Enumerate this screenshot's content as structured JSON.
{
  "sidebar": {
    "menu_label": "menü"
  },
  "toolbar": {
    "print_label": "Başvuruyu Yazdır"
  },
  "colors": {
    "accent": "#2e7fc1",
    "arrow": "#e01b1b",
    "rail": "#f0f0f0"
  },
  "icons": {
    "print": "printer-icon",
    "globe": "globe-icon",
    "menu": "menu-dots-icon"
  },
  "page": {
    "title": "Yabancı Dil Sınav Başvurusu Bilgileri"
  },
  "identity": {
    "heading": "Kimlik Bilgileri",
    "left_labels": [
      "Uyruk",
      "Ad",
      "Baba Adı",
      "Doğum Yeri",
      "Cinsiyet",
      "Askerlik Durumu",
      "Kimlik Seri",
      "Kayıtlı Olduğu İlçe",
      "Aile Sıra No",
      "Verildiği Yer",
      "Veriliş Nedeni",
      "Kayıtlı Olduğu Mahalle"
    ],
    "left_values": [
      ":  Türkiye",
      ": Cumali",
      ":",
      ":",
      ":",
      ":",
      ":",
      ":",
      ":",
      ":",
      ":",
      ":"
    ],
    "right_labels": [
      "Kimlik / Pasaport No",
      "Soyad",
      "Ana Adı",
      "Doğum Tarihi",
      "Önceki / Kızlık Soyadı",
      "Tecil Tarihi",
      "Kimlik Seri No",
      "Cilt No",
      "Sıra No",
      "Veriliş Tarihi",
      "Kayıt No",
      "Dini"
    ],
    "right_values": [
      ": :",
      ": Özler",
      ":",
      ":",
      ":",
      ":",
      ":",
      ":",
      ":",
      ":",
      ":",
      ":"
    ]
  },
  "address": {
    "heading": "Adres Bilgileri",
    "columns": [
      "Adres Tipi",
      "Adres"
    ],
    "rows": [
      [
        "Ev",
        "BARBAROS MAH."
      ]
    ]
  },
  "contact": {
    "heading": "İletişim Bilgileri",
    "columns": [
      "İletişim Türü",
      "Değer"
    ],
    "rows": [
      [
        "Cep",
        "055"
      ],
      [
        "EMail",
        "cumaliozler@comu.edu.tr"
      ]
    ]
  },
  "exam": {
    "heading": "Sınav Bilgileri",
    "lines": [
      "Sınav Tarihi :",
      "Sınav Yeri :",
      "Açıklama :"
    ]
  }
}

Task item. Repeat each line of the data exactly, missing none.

Answer area.
Enumerate this screenshot's content as structured JSON.
{
  "sidebar": {
    "menu_label": "menü"
  },
  "toolbar": {
    "print_label": "Başvuruyu Yazdır"
  },
  "colors": {
    "accent": "#2e7fc1",
    "arrow": "#e01b1b",
    "rail": "#f0f0f0"
  },
  "icons": {
    "print": "printer-icon",
    "globe": "globe-icon",
    "menu": "menu-dots-icon"
  },
  "page": {
    "title": "Yabancı Dil Sınav Başvurusu Bilgileri"
  },
  "identity": {
    "heading": "Kimlik Bilgileri",
    "left_labels": [
      "Uyruk",
      "Ad",
      "Baba Adı",
      "Doğum Yeri",
      "Cinsiyet",
      "Askerlik Durumu",
      "Kimlik Seri",
      "Kayıtlı Olduğu İlçe",
      "Aile Sıra No",
      "Verildiği Yer",
      "Veriliş Nedeni",
      "Kayıtlı Olduğu Mahalle"
    ],
    "left_values": [
      ":  Türkiye",
      ": Cumali",
      ":",
      ":",
      ":",
      ":",
      ":",
      ":",
      ":",
      ":",
      ":",
      ":"
    ],
    "right_labels": [
      "Kimlik / Pasaport No",
      "Soyad",
      "Ana Adı",
      "Doğum Tarihi",
      "Önceki / Kızlık Soyadı",
      "Tecil Tarihi",
      "Kimlik Seri No",
      "Cilt No",
      "Sıra No",
      "Veriliş Tarihi",
      "Kayıt No",
      "Dini"
    ],
    "right_values": [
      ": :",
      ": Özler",
      ":",
      ":",
      ":",
      ":",
      ":",
      ":",
      ":",
      ":",
      ":",
      ":"
    ]
  },
  "address": {
    "heading": "Adres Bilgileri",
    "columns": [
      "Adres Tipi",
      "Adres"
    ],
    "rows": [
      [
        "Ev",
        "BARBAROS MAH."
      ]
    ]
  },
  "contact": {
    "heading": "İletişim Bilgileri",
    "columns": [
      "İletişim Türü",
      "Değer"
    ],
    "rows": [
      [
        "Cep",
        "055"
      ],
      [
        "EMail",
        "cumaliozler@comu.edu.tr"
      ]
    ]
  },
  "exam": {
    "heading": "Sınav Bilgileri",
    "lines": [
      "Sınav Tarihi :",
      "Sınav Yeri :",
      "Açıklama :"
    ]
  }
}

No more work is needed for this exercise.